What type of reactions are not easy for you to hear? What reactions do you appreciate when sharing that you live with a mental illness?

I try not to get too caught up in the vernacular. It doesn’t bother me much to hear "crazy" or "OCD" being thrown around as casual descriptors because 99% of the time I know it's not coming from a place of malice, just ignorance. It's more disheartening to hear stories of those who actually know someone with a severe mental illness and choose to gossip or spread details of their private life. I appreciate compassion, respect, and support for those who are struggling. This is the time when they need us the most! Even if you can't understand what they're going through, I think that saying something like, "That must be hard, I'm here if you need me" can make all the difference.

What do you wish people would understand in regards to mental health/illness?

The worst feeling of all is that of being ostracized. That is what the stigma of mental illness does, and it is incredibly detrimental to advancing our cause. What we need to do is shift the optics so that treating and maintaining mental health is viewed equal in value and convention to treating and maintaining physical health. Public perception of routine mental health care as being just that, “routine,” is critical to reducing stigma and tackling this epidemic.

What treatment or coping skills are most effective for you?

Keeping busy, surrounding myself with positive people, and trying to steer clear of pervasive alarmist media coverage of every single violent event that occurs in the world. Instead of gawking at gruesome pictures from the latest mass shooting and throwing up our hands in a sense of learned helplessness, let's do something productive to try to stop the next one!

What are a few goals regarding your mental health?
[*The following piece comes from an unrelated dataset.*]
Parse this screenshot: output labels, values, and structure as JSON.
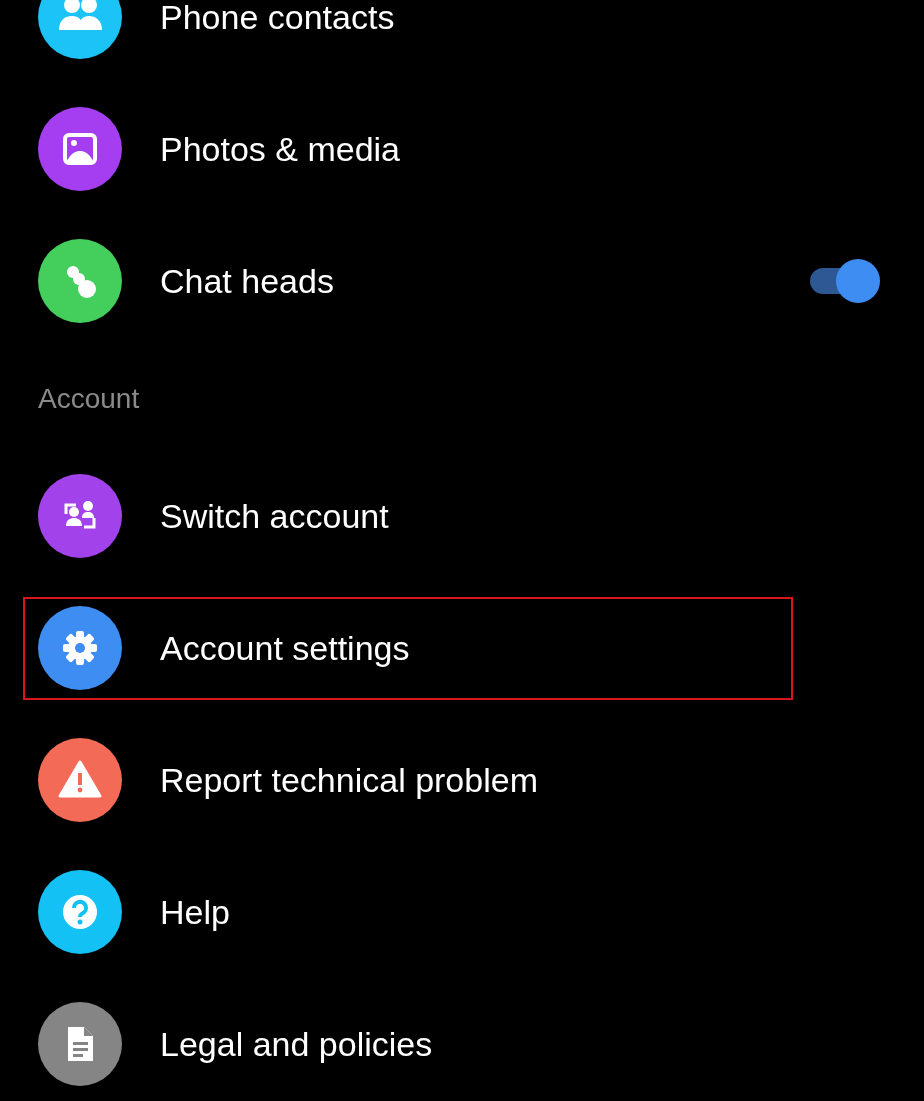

1) Practice mindfulness, being present in the moment and appreciative of everything I have. 2) Don't get discouraged by things happening in the world around me, but use them as motivation to be kinder to everyone I meet and work harder to make a difference in the lives of people that I have the ability to help. 3) Never forget my experience and use it to become a more compassionate person.

What does progress look like to you?

Not moving on but moving forward. Incorporating our past experiences into everything we do. Instead of letting those experiences stop us from reaching our goals, using them to inform our future decision-making and further the causes we believe in so strongly.